Item: there have been murder mysteries where the macguffin is a lost Shakespeare play; in "Icelander," Shirley MacGuffin is killed over a lost Thomas Kyd play.
Item: Hubert Jorgens, "rogue library-scientist...blacklisted from any jobs within the mainstream library-science community"!
Item: the footnotes. Here's an extract from one of my favorites, which describes Vanaheim, the underground country living in caves beneath Iceland, whose struggle for national independence is the motivation for some of Our Heroine's antagonists: "We await the day that Vanaheim, like an unruly footnote, will rise to overwhelm the would-be master text of topside Iceland."
Item: though this is apparently the author's first work, it is presented as the latest in a long series.

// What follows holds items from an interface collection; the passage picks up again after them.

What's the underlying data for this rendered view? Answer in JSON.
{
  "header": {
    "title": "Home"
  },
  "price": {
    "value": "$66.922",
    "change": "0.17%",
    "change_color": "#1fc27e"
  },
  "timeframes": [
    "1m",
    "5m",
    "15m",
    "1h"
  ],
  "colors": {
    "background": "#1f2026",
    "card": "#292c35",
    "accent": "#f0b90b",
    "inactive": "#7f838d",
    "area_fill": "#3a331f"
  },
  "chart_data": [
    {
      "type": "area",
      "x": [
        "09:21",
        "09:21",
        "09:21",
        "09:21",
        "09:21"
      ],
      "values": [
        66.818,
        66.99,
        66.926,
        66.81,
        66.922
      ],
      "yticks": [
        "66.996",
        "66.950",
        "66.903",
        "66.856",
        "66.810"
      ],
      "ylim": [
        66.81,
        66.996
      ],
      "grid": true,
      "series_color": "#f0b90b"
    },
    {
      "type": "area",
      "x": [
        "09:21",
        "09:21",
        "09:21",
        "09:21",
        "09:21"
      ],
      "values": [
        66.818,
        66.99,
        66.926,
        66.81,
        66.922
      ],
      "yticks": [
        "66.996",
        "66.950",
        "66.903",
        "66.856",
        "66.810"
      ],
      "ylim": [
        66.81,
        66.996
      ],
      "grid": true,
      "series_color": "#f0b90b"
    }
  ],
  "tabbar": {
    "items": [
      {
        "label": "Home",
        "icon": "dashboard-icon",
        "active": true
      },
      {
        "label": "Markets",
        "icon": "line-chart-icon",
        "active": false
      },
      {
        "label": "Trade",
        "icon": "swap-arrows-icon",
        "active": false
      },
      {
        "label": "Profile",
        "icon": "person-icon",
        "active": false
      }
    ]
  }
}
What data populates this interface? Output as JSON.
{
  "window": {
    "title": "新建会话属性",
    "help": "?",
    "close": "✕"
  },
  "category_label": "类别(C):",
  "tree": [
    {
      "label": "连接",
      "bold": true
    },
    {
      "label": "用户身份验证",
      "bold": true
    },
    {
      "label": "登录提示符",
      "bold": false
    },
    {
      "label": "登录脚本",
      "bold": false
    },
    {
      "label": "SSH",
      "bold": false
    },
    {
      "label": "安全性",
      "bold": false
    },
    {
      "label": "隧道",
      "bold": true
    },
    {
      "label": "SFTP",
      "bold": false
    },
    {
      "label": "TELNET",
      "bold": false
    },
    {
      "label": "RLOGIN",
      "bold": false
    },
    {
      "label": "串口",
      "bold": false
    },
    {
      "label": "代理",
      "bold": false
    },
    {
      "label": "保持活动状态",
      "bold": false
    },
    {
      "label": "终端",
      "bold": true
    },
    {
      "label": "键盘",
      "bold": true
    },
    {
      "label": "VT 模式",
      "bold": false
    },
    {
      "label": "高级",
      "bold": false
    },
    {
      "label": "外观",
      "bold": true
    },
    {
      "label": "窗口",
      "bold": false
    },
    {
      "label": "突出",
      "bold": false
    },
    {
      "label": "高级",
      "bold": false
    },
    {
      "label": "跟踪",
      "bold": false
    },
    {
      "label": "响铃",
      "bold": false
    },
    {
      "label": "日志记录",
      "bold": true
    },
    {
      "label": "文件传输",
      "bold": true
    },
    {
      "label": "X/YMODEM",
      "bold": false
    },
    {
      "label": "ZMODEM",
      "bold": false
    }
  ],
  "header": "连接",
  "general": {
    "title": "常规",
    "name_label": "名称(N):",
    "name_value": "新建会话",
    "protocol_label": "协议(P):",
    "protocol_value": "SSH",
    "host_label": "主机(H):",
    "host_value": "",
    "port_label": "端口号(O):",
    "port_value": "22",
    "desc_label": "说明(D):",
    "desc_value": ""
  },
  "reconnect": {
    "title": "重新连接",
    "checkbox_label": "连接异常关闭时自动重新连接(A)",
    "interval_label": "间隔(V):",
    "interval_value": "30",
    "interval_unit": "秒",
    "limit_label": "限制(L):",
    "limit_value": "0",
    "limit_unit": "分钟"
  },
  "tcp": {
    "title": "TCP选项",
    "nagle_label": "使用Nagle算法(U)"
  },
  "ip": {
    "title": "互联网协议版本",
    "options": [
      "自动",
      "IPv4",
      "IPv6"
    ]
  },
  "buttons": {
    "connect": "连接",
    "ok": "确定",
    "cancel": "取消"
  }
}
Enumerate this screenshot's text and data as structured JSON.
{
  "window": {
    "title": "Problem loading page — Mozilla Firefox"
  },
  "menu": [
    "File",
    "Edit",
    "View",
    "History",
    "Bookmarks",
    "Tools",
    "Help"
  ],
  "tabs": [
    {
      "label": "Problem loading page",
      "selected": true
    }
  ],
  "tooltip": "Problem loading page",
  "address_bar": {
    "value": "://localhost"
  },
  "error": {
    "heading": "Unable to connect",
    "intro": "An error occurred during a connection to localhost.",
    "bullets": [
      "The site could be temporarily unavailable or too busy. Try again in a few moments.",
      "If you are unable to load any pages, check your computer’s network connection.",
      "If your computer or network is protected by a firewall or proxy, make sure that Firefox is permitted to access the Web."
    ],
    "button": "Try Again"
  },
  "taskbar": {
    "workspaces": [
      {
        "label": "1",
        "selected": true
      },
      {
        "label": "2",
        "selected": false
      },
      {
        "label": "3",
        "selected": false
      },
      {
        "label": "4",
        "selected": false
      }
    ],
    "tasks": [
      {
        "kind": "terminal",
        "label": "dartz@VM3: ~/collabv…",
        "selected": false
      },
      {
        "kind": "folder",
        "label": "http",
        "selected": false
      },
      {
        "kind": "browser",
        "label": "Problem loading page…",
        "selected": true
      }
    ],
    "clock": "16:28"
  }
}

Every character, on their first appearance in the story, gets an introductory paragraph recapping which of Our Heroine's family's previous adventures they appeared in.
The only quibbles I can make about the book are: I'm modern enough I'd like just a *little* more of the story to be explicit, I can't figure out what "Angus O'Malvins" is an anagram of, and the title is misleading in that the only character who appears to be an Icelander is distinctly a supporting role. (Well, plus several Vanaheimers.)
Long, however, has crafted a dense, multi-layered novel that is able to offer you as much as you seek to get out of it. my book group recently discussed Icelander in a conference call with the author and he expressed his hope that this would be one people would want to read more than once in order to see it from a number of different angles. upon first reading you could go straight through and enjoy the simple mystery of it. read it again and start to connect all the dots the plot lays out. read it again and truly understand all the convergences between the fictional Emily Bean memoirs, the story line and characters and all the clues scattered throughout. by his own admission, Long's short stories are "almost good" so i wouldn't use them as a factor when deciding whether you will read this, his first novel, which is an ambitious and successful work. he also admitted that his previous, unpublished books were "self-indulgent and post-modern to a fault" and you can sense in Icelander tha,t although it bears the mark of McSweeney's some have come to scorn, it aims to entertain and provoke thoughts, not alienate.